Listening Skills for Parents (and anyone else who wants to communicate)
For many, the most difficult aspect of communicating well is the ability to listen. Often rather than just listening we are making our judgements and thinking about how to respond. Anyone who knows his or her words will be listened to, respected and understood sees communication as a positive exchange. Below are some pointers to communicate that you value the person to whom you are listening.
- Do allow children to express themselves without interruptions.
- Do try to hear what your child is saying. Do not filter or edit the child’s words to fit your expectations.
- Don’t judge your child. Let the child have an opportunity to express his or her own point of view.
- Do put yourself in the child’s shoes. Respond in a manner that lets the child know you understand what is being said (even if you disagree).
- Don’t jump to conclusions. Let your child explain what happened before a judgment is made.
- Do repeat what the child is saying to show your understanding. Use a statement that demonstrates your appreciation of what the child has said.

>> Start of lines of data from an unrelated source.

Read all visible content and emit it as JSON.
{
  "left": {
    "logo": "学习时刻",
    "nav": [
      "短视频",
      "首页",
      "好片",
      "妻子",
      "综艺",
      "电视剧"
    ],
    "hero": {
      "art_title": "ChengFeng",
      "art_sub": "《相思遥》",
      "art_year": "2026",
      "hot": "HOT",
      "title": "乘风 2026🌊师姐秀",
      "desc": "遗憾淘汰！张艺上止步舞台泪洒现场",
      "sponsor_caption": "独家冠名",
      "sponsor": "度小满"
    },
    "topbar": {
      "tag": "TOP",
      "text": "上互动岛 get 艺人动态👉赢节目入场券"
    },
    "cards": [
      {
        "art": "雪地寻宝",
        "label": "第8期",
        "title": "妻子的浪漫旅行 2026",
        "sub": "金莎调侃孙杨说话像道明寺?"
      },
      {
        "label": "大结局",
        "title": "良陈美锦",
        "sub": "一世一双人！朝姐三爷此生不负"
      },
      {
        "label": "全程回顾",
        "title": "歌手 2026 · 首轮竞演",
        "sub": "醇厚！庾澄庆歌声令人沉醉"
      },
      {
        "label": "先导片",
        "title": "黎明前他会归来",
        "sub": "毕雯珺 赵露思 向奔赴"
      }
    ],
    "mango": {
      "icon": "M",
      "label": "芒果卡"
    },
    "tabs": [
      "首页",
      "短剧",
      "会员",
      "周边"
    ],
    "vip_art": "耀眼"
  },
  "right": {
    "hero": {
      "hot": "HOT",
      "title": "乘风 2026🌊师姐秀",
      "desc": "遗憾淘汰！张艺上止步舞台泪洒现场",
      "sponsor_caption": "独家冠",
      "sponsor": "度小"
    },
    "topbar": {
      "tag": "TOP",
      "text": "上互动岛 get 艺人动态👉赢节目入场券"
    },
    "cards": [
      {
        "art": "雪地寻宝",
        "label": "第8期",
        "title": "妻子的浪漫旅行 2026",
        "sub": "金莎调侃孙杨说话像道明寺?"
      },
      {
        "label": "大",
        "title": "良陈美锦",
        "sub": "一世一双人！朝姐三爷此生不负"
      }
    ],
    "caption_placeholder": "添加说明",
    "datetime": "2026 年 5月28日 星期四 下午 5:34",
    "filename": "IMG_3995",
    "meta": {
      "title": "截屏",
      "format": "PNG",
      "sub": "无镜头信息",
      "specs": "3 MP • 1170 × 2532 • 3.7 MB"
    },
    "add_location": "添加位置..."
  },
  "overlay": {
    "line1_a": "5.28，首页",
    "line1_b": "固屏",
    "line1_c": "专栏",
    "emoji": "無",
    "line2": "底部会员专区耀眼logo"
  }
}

For example, if the child explains that he is anxious over an upcoming sports event, you can say, “I know youÕre feeling nervous about what can happen.”
- Don’t finish your child’s sentences for him or her. Wait for the child to finish before starting your response.
- Do affirm the child’s feelings (as in the example above) rather than discounting them. Don’t say, “You’re not nervous, you’re a little excited.” Respect your child’s words and ability to know how he or she feels.
Reprinted with permission from The Bureau For At-Risk Youth, publishers of the Family Forum Library. For additional information, call 1-800-99-YOUTH.
Download this file to print as a handout.